WORK ITEM | Everything from the line holding "Convert this screenshot" through the last line below is needed; please reproduce those lines exactly, adding nothing.

* * * *

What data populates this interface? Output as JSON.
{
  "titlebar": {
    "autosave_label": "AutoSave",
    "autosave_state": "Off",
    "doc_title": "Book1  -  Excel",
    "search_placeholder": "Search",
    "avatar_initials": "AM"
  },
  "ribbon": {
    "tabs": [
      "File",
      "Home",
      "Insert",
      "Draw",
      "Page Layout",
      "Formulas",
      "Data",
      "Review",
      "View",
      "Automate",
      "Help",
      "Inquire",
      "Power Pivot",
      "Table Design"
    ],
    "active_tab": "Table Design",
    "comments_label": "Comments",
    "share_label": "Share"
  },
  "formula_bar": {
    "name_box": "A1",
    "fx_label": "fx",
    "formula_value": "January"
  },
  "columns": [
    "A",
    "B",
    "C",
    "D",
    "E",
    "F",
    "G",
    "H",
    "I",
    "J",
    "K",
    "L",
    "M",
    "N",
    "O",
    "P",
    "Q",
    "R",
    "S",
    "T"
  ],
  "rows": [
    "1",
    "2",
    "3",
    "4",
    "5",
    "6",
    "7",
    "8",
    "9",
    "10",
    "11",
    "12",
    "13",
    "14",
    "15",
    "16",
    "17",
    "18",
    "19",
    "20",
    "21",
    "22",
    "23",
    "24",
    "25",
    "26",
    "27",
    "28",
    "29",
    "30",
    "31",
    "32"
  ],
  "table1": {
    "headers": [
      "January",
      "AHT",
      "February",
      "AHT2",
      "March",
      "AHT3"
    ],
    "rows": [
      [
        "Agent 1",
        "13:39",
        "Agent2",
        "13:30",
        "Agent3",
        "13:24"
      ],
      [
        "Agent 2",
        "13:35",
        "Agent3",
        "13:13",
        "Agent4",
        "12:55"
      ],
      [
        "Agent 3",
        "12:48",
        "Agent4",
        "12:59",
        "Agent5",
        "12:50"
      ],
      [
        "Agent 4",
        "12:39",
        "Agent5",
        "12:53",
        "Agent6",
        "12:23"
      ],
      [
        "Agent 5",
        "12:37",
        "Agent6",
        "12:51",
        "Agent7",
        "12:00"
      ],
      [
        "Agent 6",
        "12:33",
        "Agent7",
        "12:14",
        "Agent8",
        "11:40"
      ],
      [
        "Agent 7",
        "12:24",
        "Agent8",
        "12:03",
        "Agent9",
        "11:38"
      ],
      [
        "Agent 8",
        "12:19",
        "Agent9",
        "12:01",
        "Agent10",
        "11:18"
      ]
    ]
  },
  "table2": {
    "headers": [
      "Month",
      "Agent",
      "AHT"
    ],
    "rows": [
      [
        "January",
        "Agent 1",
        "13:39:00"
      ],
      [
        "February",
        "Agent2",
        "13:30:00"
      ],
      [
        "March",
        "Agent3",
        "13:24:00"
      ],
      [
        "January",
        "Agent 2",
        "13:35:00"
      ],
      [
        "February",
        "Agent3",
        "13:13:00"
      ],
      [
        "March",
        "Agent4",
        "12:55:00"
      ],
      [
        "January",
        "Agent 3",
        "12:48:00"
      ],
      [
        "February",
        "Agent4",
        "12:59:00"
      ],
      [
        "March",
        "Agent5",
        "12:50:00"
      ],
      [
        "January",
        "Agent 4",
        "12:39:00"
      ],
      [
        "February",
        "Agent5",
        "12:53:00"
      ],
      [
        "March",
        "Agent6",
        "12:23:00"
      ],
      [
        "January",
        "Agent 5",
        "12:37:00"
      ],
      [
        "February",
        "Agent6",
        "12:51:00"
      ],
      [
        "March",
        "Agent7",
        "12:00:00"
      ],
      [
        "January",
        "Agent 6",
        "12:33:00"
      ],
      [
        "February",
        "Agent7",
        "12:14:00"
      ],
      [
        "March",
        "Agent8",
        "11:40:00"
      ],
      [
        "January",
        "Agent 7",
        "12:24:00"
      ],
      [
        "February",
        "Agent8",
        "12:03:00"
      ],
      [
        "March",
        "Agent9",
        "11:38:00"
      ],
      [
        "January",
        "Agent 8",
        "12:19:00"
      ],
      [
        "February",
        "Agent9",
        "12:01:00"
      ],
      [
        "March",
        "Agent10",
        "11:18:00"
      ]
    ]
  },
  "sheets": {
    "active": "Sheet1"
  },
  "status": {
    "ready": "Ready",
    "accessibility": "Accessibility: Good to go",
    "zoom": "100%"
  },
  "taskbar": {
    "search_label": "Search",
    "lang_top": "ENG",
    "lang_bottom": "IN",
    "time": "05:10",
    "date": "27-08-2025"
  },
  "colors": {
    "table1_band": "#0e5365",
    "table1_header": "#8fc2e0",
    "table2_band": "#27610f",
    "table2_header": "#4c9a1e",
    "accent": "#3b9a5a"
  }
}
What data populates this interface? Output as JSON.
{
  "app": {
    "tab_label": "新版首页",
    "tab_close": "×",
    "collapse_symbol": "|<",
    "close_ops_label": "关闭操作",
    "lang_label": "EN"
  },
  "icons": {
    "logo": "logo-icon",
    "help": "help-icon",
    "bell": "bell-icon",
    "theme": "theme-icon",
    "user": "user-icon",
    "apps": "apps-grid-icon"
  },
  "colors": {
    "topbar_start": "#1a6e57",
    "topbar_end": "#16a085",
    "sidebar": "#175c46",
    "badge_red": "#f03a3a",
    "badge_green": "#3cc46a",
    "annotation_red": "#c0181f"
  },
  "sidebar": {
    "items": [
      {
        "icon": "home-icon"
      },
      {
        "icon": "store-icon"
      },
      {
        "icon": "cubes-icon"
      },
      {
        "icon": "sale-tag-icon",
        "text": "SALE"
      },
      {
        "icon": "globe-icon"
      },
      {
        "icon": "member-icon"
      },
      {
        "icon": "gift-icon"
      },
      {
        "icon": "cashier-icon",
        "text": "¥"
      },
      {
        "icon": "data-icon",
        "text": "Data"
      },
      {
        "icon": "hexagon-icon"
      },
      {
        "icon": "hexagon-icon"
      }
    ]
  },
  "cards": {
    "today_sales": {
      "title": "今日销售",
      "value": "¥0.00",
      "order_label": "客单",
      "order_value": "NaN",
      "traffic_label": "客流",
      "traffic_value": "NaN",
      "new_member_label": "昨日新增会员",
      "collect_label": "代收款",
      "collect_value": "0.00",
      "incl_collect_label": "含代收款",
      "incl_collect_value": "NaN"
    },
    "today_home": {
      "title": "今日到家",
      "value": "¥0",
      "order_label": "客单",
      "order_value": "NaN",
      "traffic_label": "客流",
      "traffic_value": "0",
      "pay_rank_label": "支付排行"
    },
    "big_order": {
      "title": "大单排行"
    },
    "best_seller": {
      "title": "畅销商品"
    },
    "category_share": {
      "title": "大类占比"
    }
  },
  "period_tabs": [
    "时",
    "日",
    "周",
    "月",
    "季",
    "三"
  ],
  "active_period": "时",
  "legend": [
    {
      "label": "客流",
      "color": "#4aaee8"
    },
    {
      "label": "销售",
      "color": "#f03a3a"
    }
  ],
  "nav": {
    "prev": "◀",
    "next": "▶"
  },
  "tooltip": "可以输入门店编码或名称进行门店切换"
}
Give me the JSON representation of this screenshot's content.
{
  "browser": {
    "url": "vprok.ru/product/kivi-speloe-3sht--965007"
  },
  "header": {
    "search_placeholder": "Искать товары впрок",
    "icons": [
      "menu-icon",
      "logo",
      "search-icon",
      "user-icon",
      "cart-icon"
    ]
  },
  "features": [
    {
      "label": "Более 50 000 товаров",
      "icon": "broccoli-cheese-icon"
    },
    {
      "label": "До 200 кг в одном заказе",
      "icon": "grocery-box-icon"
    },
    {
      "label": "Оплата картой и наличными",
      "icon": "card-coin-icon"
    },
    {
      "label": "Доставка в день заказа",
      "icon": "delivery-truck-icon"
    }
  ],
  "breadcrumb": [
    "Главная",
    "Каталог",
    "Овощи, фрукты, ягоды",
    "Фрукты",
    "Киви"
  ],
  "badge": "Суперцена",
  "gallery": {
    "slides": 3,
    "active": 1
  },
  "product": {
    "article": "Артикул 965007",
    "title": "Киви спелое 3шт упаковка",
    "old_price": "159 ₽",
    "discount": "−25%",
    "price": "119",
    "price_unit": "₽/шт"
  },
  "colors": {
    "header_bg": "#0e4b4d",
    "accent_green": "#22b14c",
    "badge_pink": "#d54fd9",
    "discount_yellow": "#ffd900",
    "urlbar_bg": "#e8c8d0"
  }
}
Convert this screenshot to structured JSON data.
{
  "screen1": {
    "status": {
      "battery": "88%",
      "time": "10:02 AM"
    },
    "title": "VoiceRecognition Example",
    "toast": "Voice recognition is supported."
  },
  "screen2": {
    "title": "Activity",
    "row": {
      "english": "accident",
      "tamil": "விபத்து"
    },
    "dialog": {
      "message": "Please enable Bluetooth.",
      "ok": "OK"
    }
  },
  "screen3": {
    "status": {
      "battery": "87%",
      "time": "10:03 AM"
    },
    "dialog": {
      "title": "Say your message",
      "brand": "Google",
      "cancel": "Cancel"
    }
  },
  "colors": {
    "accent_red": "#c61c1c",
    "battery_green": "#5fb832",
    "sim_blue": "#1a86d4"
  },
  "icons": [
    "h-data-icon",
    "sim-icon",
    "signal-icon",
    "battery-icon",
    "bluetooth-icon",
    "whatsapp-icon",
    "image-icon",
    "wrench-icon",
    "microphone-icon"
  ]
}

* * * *

FINISHED EXERCISE |
Convert this screenshot to structured JSON data.
{
  "screen1": {
    "status": {
      "battery": "88%",
      "time": "10:02 AM"
    },
    "title": "VoiceRecognition Example",
    "toast": "Voice recognition is supported."
  },
  "screen2": {
    "title": "Activity",
    "row": {
      "english": "accident",
      "tamil": "விபத்து"
    },
    "dialog": {
      "message": "Please enable Bluetooth.",
      "ok": "OK"
    }
  },
  "screen3": {
    "status": {
      "battery": "87%",
      "time": "10:03 AM"
    },
    "dialog": {
      "title": "Say your message",
      "brand": "Google",
      "cancel": "Cancel"
    }
  },
  "colors": {
    "accent_red": "#c61c1c",
    "battery_green": "#5fb832",
    "sim_blue": "#1a86d4"
  },
  "icons": [
    "h-data-icon",
    "sim-icon",
    "signal-icon",
    "battery-icon",
    "bluetooth-icon",
    "whatsapp-icon",
    "image-icon",
    "wrench-icon",
    "microphone-icon"
  ]
}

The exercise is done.